### Exercise prompt
Exact copies of all the records are the expected output.

-=-=-=-=-

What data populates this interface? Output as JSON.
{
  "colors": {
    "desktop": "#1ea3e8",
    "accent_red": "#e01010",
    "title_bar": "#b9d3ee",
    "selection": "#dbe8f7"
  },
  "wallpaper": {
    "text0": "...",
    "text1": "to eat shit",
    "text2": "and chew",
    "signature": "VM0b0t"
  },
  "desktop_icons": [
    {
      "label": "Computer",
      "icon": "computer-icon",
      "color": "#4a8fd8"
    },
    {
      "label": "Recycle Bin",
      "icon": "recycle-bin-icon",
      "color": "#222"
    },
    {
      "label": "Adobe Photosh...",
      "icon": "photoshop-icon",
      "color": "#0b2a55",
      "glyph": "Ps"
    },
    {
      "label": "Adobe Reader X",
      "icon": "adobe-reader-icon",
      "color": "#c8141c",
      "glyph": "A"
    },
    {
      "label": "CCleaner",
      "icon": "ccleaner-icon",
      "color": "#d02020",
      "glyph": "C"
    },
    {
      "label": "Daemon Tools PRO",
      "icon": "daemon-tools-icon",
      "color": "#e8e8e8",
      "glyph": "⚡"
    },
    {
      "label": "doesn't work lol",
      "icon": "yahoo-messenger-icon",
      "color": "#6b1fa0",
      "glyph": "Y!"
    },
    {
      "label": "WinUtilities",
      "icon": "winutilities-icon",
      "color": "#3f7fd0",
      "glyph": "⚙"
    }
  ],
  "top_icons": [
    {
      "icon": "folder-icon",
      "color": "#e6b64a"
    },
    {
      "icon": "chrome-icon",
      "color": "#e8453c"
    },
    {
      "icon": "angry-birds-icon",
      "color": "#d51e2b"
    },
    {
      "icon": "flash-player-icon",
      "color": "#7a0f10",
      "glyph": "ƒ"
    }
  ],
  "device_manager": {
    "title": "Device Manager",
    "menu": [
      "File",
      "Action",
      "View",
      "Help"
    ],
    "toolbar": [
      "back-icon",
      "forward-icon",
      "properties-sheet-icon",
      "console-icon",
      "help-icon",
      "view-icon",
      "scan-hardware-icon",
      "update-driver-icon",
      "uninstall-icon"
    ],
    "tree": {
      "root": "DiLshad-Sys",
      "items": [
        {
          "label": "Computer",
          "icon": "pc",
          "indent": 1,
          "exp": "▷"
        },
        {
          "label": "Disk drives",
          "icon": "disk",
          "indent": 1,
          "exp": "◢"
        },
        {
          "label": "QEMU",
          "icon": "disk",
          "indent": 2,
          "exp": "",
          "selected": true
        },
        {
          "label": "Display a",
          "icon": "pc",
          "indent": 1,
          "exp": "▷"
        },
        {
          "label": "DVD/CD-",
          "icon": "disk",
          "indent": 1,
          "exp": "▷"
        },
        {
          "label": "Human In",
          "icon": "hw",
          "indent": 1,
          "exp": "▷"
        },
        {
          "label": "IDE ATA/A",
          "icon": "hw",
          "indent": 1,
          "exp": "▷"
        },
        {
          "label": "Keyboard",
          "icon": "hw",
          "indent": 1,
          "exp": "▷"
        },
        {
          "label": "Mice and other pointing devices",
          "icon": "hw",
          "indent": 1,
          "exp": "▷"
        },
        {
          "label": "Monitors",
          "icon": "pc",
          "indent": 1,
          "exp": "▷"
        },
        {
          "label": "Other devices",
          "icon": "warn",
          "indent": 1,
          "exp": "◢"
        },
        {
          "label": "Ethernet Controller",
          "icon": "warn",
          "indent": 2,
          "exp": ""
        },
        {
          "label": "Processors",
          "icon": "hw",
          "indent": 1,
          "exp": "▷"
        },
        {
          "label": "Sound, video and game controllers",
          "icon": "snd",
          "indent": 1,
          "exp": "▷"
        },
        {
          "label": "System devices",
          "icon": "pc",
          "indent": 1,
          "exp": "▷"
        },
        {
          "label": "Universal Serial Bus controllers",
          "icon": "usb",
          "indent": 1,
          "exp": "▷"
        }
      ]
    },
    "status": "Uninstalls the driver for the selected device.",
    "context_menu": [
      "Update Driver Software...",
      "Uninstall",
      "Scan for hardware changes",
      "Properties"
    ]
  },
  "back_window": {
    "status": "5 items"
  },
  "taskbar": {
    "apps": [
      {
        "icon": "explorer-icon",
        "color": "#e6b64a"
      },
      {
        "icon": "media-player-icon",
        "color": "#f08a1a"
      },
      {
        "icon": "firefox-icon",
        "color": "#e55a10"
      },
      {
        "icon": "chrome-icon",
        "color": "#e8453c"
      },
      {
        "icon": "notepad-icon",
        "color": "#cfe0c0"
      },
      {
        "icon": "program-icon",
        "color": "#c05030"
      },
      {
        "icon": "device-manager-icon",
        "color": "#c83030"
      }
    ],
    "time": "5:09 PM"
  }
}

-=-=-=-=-

### Your solution
What data populates this interface? Output as JSON.
{
  "colors": {
    "desktop": "#1ea3e8",
    "accent_red": "#e01010",
    "title_bar": "#b9d3ee",
    "selection": "#dbe8f7"
  },
  "wallpaper": {
    "text0": "...",
    "text1": "to eat shit",
    "text2": "and chew",
    "signature": "VM0b0t"
  },
  "desktop_icons": [
    {
      "label": "Computer",
      "icon": "computer-icon",
      "color": "#4a8fd8"
    },
    {
      "label": "Recycle Bin",
      "icon": "recycle-bin-icon",
      "color": "#222"
    },
    {
      "label": "Adobe Photosh...",
      "icon": "photoshop-icon",
      "color": "#0b2a55",
      "glyph": "Ps"
    },
    {
      "label": "Adobe Reader X",
      "icon": "adobe-reader-icon",
      "color": "#c8141c",
      "glyph": "A"
    },
    {
      "label": "CCleaner",
      "icon": "ccleaner-icon",
      "color": "#d02020",
      "glyph": "C"
    },
    {
      "label": "Daemon Tools PRO",
      "icon": "daemon-tools-icon",
      "color": "#e8e8e8",
      "glyph": "⚡"
    },
    {
      "label": "doesn't work lol",
      "icon": "yahoo-messenger-icon",
      "color": "#6b1fa0",
      "glyph": "Y!"
    },
    {
      "label": "WinUtilities",
      "icon": "winutilities-icon",
      "color": "#3f7fd0",
      "glyph": "⚙"
    }
  ],
  "top_icons": [
    {
      "icon": "folder-icon",
      "color": "#e6b64a"
    },
    {
      "icon": "chrome-icon",
      "color": "#e8453c"
    },
    {
      "icon": "angry-birds-icon",
      "color": "#d51e2b"
    },
    {
      "icon": "flash-player-icon",
      "color": "#7a0f10",
      "glyph": "ƒ"
    }
  ],
  "device_manager": {
    "title": "Device Manager",
    "menu": [
      "File",
      "Action",
      "View",
      "Help"
    ],
    "toolbar": [
      "back-icon",
      "forward-icon",
      "properties-sheet-icon",
      "console-icon",
      "help-icon",
      "view-icon",
      "scan-hardware-icon",
      "update-driver-icon",
      "uninstall-icon"
    ],
    "tree": {
      "root": "DiLshad-Sys",
      "items": [
        {
          "label": "Computer",
          "icon": "pc",
          "indent": 1,
          "exp": "▷"
        },
        {
          "label": "Disk drives",
          "icon": "disk",
          "indent": 1,
          "exp": "◢"
        },
        {
          "label": "QEMU",
          "icon": "disk",
          "indent": 2,
          "exp": "",
          "selected": true
        },
        {
          "label": "Display a",
          "icon": "pc",
          "indent": 1,
          "exp": "▷"
        },
        {
          "label": "DVD/CD-",
          "icon": "disk",
          "indent": 1,
          "exp": "▷"
        },
        {
          "label": "Human In",
          "icon": "hw",
          "indent": 1,
          "exp": "▷"
        },
        {
          "label": "IDE ATA/A",
          "icon": "hw",
          "indent": 1,
          "exp": "▷"
        },
        {
          "label": "Keyboard",
          "icon": "hw",
          "indent": 1,
          "exp": "▷"
        },
        {
          "label": "Mice and other pointing devices",
          "icon": "hw",
          "indent": 1,
          "exp": "▷"
        },
        {
          "label": "Monitors",
          "icon": "pc",
          "indent": 1,
          "exp": "▷"
        },
        {
          "label": "Other devices",
          "icon": "warn",
          "indent": 1,
          "exp": "◢"
        },
        {
          "label": "Ethernet Controller",
          "icon": "warn",
          "indent": 2,
          "exp": ""
        },
        {
          "label": "Processors",
          "icon": "hw",
          "indent": 1,
          "exp": "▷"
        },
        {
          "label": "Sound, video and game controllers",
          "icon": "snd",
          "indent": 1,
          "exp": "▷"
        },
        {
          "label": "System devices",
          "icon": "pc",
          "indent": 1,
          "exp": "▷"
        },
        {
          "label": "Universal Serial Bus controllers",
          "icon": "usb",
          "indent": 1,
          "exp": "▷"
        }
      ]
    },
    "status": "Uninstalls the driver for the selected device.",
    "context_menu": [
      "Update Driver Software...",
      "Uninstall",
      "Scan for hardware changes",
      "Properties"
    ]
  },
  "back_window": {
    "status": "5 items"
  },
  "taskbar": {
    "apps": [
      {
        "icon": "explorer-icon",
        "color": "#e6b64a"
      },
      {
        "icon": "media-player-icon",
        "color": "#f08a1a"
      },
      {
        "icon": "firefox-icon",
        "color": "#e55a10"
      },
      {
        "icon": "chrome-icon",
        "color": "#e8453c"
      },
      {
        "icon": "notepad-icon",
        "color": "#cfe0c0"
      },
      {
        "icon": "program-icon",
        "color": "#c05030"
      },
      {
        "icon": "device-manager-icon",
        "color": "#c83030"
      }
    ],
    "time": "5:09 PM"
  }
}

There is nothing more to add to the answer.